What to do?

No one doubts that the U.S. drift toward giving a larger share of funding to older investigators in biology should be reversed. "But people don't want to change a system that has seen a lot of success scientifically. And there is no magic button to push," says MBL's Cummings.

Tilghman is convinced, however, that the government should take the initiative: "I think there is a real failure of leadership at the NIH," she says. Tilghman claims that grantees are hiring young scientists as cheap labor. To end this practice, she argues, NIH grants should help establish a career track for technical workers in the lab, one that would offer "reasonable salaries" and benefits. She thinks this would help by reducing some of the competition for tenured academic positions.


Population shift. More young biologists (1 to 3 years post-Ph.D.) hold postdocs than faculty positions. SOURCE: NSF SURVEY OF EARNED DOCTORATES

NIH's Baldwin says that, to the extent the problem reflects a lack of job opportunities in academia, "that is something the universities have to deal with. We don't have any control over it." She notes that NIH has taken some steps to improve postdocs' welfare. It has increased the stipends of 7500 postdoc fellowships it funds by 10% in each of the last 2 years, and it aims to raise them 10% a year through 2006.

Postdocs, meanwhile, are taking matters into their own hands. Across the country, postdoctoral associations are cropping up at universities. A newly formed National Postdoctoral Association, in collaboration with Science's Next Wave ( nextwave.sciencemag.org/pdn), seeks to advocate for change on a national level. Geoff Davis, a software consultant and mathematics Ph.D. in Raleigh, North Carolina, has launched a large-scale survey to collect detailed information from the U.S. postdoc population--something NSF has not done--to help influence national policy.
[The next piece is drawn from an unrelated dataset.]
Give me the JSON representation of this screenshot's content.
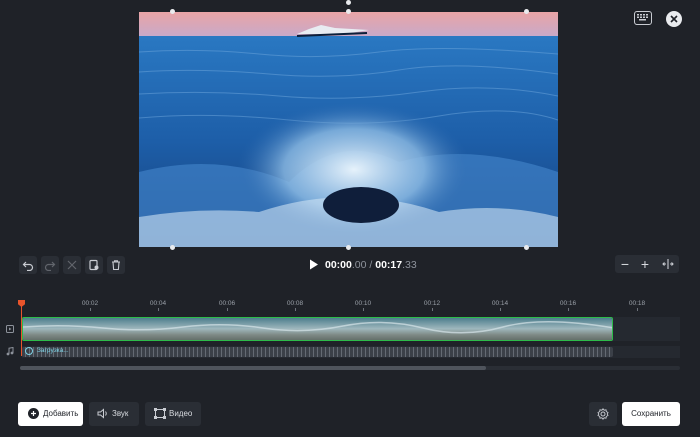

All these efforts may be needed. Cassman says he's beginning to think that, "if the trend continues, people will be applying for their first NIH grant the year before they retire."